Cécile Diez, 20, is in her second year of economics and social administration at University of Versailles/Saint Quentin:
I got placed at the University of Versailles. My parents live very far away in the suburbs. So it's about one hour and 40 minutes to get to my faculty. I tried to get a place at Cité University, but they said I didn't meet the criteria. I also tried to rent an apartment. But the prices are impossible and I don't have half of what I need to pay the three months' worth of rent deposit. My parents are nurses and they already have to pay for the medical studies of one of my sisters. They can't give me anymore. I got a job working in a bakery on Sunday mornings. I make €750 a month, but that's not enough to rent near Versailles. I temporarily found a good solution: I stayed at someone's house who was abroad for a few months. But they came back and I find myself spending three hours each day on the train again."
I got a job working in a bakery on Sunday mornings. I make €750 a month, but that's not enough to rent near Versailles. I temporarily found a good solution: I stayed at someone's house who was abroad for a few months. But they came back and I find myself spending three hours each day on the train again."
"Even though I’m a scholarship student my application for a room in university housing was rejected"
Aude Leroy, 19, is in her first year of economic and social administration at the Sorbonne (Paris):
I finished college abroad. When I came back to France I wanted to apply for the Sorbonne, although my mother settled in Toulouse. My father died when I was young and my mother does community work, so my uncle helps me with money.
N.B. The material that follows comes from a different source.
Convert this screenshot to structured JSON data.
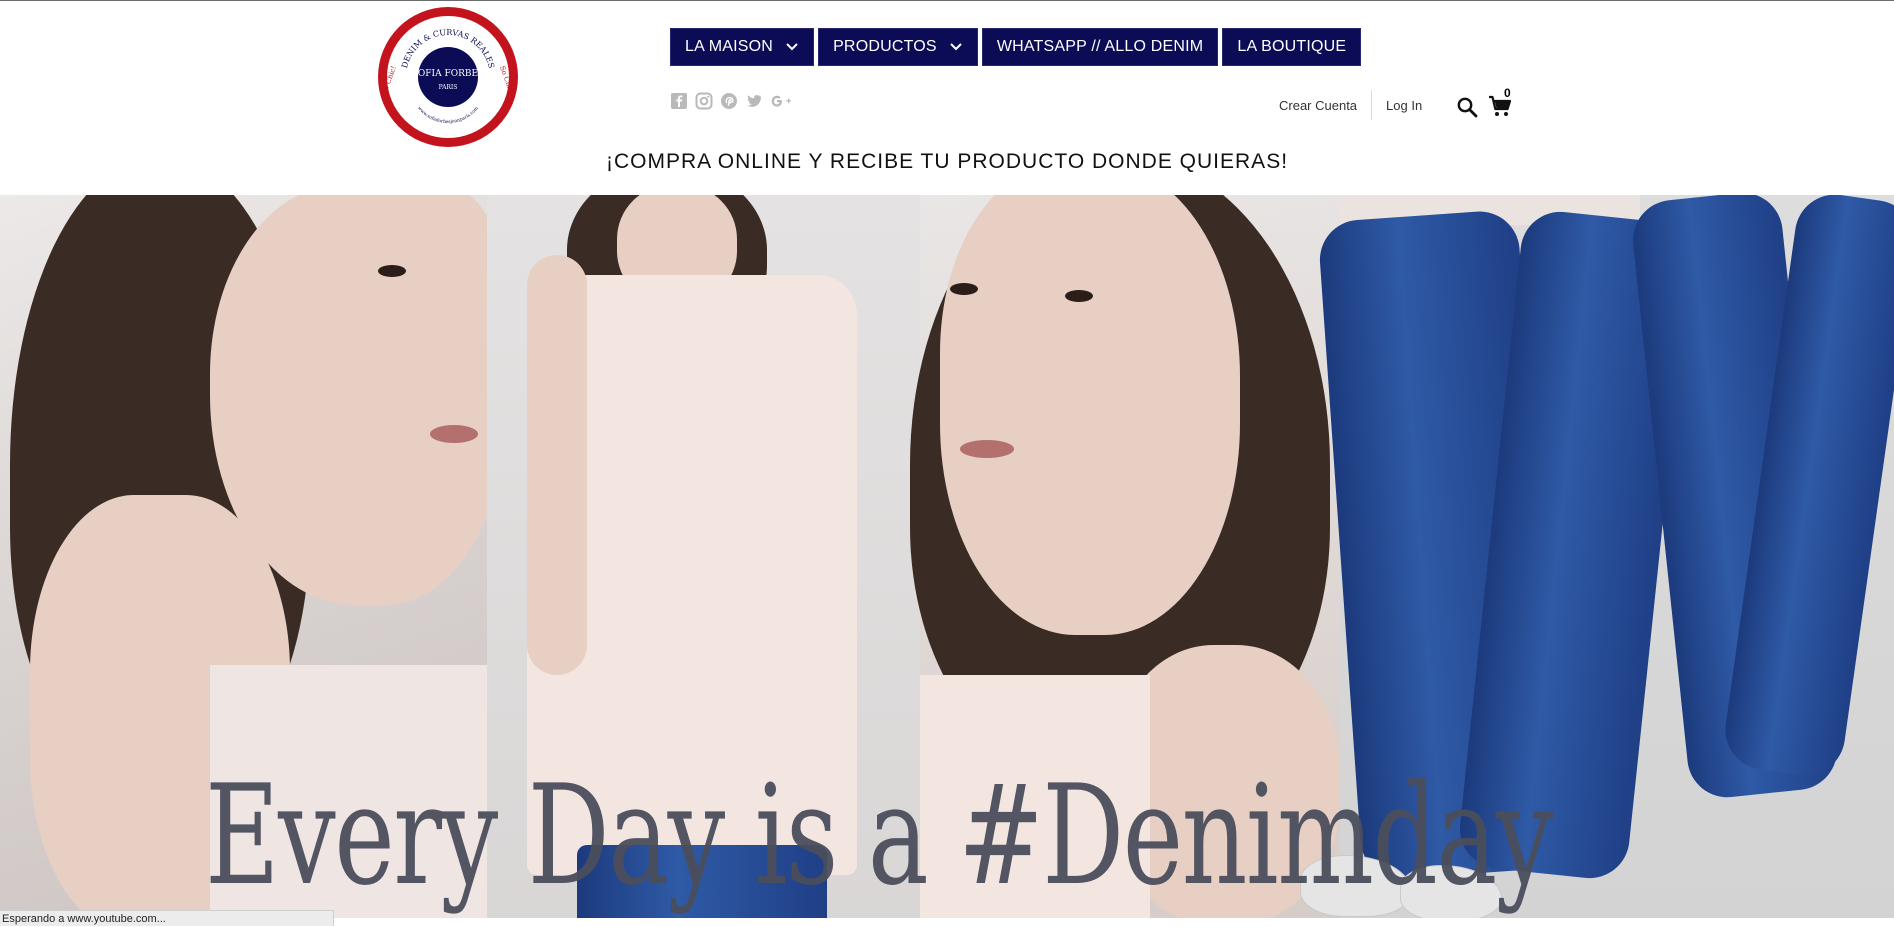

He gives me around €400 a month. I also receive a grant from a student organisation, which is about €330 per month, for nine months.
Even though I'm a scholarship student my application for a room in university housing was rejected. There really are so few rooms that only older, Masters students have a right to them. So I came to Paris a month before my course started to look for an apartment, and stayed at a friend's house.
I soon found out that's it's almost impossible to find an apartment for a student. I didn't have enough money, and the agencies ask for three months of rent in advance, which is impossible for me. Finally I gave up. I rent a room in my aunt's house. It's not ideal, because I can't really invite friends round, and I have to leave the room this summer because my aunt's renting it to some Americans. But I can't really complain. At least I live with someone I know, and it's kind of alright."
The campaign poster on a wall in Lille
"Some people seem to think there aren't any housing problems for students in Paris.
Damien and Mélanie, 22 and 23, both live with their parents."
Posted on Flickr by Frédéric Bogaert.